Being the nephew of Mexican composer Raúl Lavista, Profesor Mario Lavista was born with composition in his blood. His compositions cover a variety of genres including chamber music, along with compositions for theater, film, television, several orchestral works, and vocal music. In addition to composing, he is also an accomplished author.
Lavista was born in Mexico City in 1943. He began studying piano when he was a child. When he tried to enter the National Conservatory of Music, he was rejected because its director thought his hands were too small. Not long after this rejection, he met Carlos Chávez, who took him on as a student. From Chávez, Lavista learned much more than piano. The artist also gave him basic lessons in harmony, counterpoint and analysis. He also became a part of Chávez' music workship, which was a part of the National Conservatory. After completing his studies in composition, he received a scholarship from the French government to study in Paris.

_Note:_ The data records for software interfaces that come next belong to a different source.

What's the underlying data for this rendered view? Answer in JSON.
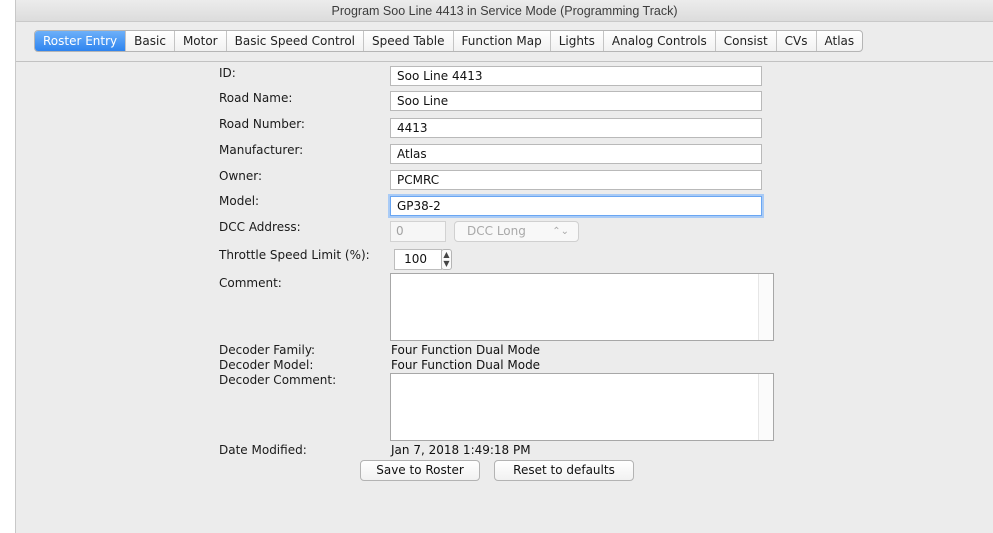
{
  "window": {
    "title": "Program Soo Line 4413 in Service Mode (Programming Track)"
  },
  "tabs": [
    {
      "label": "Roster Entry",
      "active": true
    },
    {
      "label": "Basic"
    },
    {
      "label": "Motor"
    },
    {
      "label": "Basic Speed Control"
    },
    {
      "label": "Speed Table"
    },
    {
      "label": "Function Map"
    },
    {
      "label": "Lights"
    },
    {
      "label": "Analog Controls"
    },
    {
      "label": "Consist"
    },
    {
      "label": "CVs"
    },
    {
      "label": "Atlas"
    }
  ],
  "form": {
    "id_label": "ID:",
    "id_value": "Soo Line 4413",
    "road_name_label": "Road Name:",
    "road_name_value": "Soo Line",
    "road_number_label": "Road Number:",
    "road_number_value": "4413",
    "manufacturer_label": "Manufacturer:",
    "manufacturer_value": "Atlas",
    "owner_label": "Owner:",
    "owner_value": "PCMRC",
    "model_label": "Model:",
    "model_value": "GP38-2",
    "dcc_address_label": "DCC Address:",
    "dcc_address_value": "0",
    "dcc_type_value": "DCC Long",
    "throttle_limit_label": "Throttle Speed Limit (%):",
    "throttle_limit_value": "100",
    "comment_label": "Comment:",
    "decoder_family_label": "Decoder Family:",
    "decoder_family_value": "Four Function Dual Mode",
    "decoder_model_label": "Decoder Model:",
    "decoder_model_value": "Four Function Dual Mode",
    "decoder_comment_label": "Decoder Comment:",
    "date_modified_label": "Date Modified:",
    "date_modified_value": "Jan 7, 2018 1:49:18 PM"
  },
  "buttons": {
    "save": "Save to Roster",
    "reset": "Reset to defaults"
  },
  "colors": {
    "accent": "#2e84ef",
    "focus_ring": "#a9cbf6"
  }
}
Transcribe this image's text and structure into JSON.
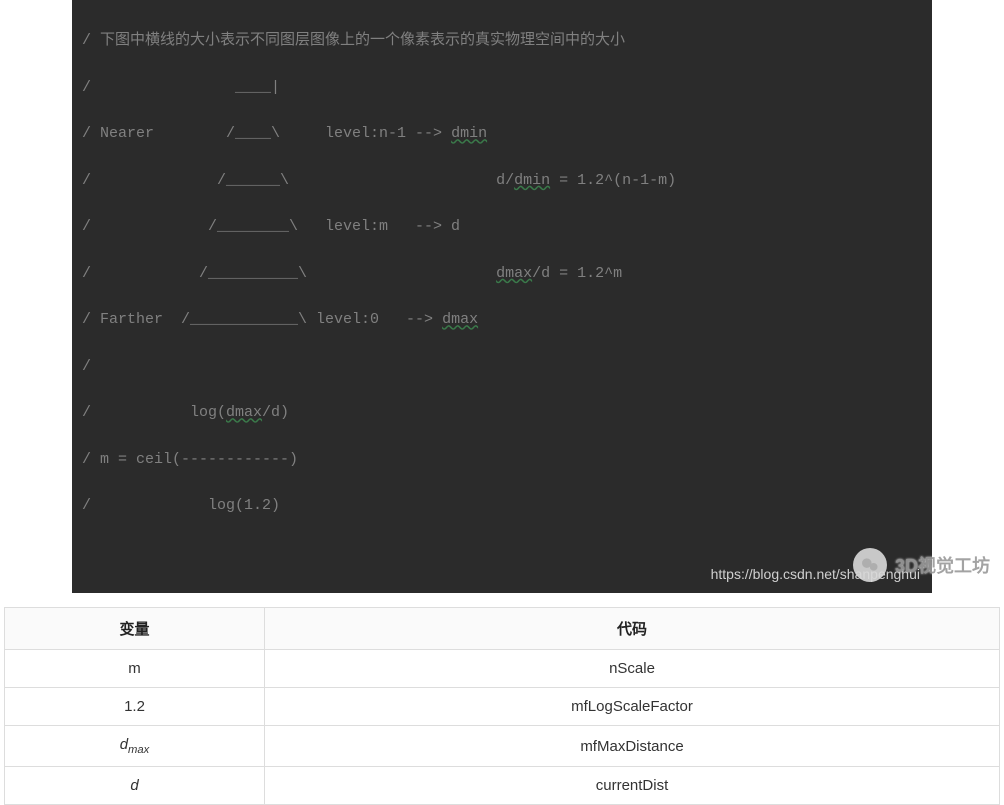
{
  "code": {
    "title_line": "/ 下图中横线的大小表示不同图层图像上的一个像素表示的真实物理空间中的大小",
    "lines": [
      "/                ____|",
      "/ Nearer        /____\\     level:n-1 --> dmin",
      "/              /______\\                       d/dmin = 1.2^(n-1-m)",
      "/             /________\\   level:m   --> d",
      "/            /__________\\                     dmax/d = 1.2^m",
      "/ Farther  /____________\\ level:0   --> dmax",
      "/",
      "/           log(dmax/d)",
      "/ m = ceil(------------)",
      "/             log(1.2)"
    ],
    "url_watermark": "https://blog.csdn.net/shanpenghui"
  },
  "table": {
    "headers": [
      "变量",
      "代码"
    ],
    "rows": [
      {
        "var": "m",
        "code": "nScale"
      },
      {
        "var": "1.2",
        "code": "mfLogScaleFactor"
      },
      {
        "var_html": "d<sub>max</sub>",
        "code": "mfMaxDistance"
      },
      {
        "var_html": "d",
        "code": "currentDist"
      }
    ]
  },
  "watermark": {
    "text": "3D视觉工坊",
    "icon": "wechat-icon"
  }
}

After returning to Mexico, Lavista ventured away from traditional classical music for a short while. Lavista, Nicolás Echevarría, Fernando Baena, and Juan Herrejón founded an improvisation group called Quanta. The group was interested in the spontaneous creation and performance of music. At the same time Lavista was also fascinated by electronic music and worked at the newly opened electronic music studios at the National Conservatory in 1970 and NHK in Tokyo from 1970 to 1973.
In 1979, he turned his eye to more traditional instruments and began collaborating with performers Marielena Arizpe (flutist), Bertram Turetzky (bassist), Leonora Saavedra (oboist) and El Cuarteto Latinoamericano (strings), in the compositions Triptico, Dusk, Marsias and Reflejos de la Noche.
Talented in both composition and journalism, Lavista has founded two music journals. He started Talea in 1975 at the Universidad Nacional Autónoma de México in 1975. Less than ten years later he started Pauta, one of the most important music journals in Latin America.
Lavista's numerous awards include: the Silver Goddess Award from the Association of Journalists and Film Critics in 1978 for best film music, a Guggenheim Fellowship for his opera Aura, and the National Award for Arts and Sciences from the Mexican government in 1991. He has also received a Mozart Medal from the Embassy of Austria.
In addition to composing and writing, Professor Lavista is an accomplished professor who has influenced budding musicians and composers in the United States and Mexico. He has taught at the Conservatorio Nacional in Mexico City, the University of Chicago, Cornell University, the University of California San Diego, Indiana University, and McGill University. Mario Lavista is undoubtedly one of Mexico's modern, masters of music, who's influence in classical music will continue for decades .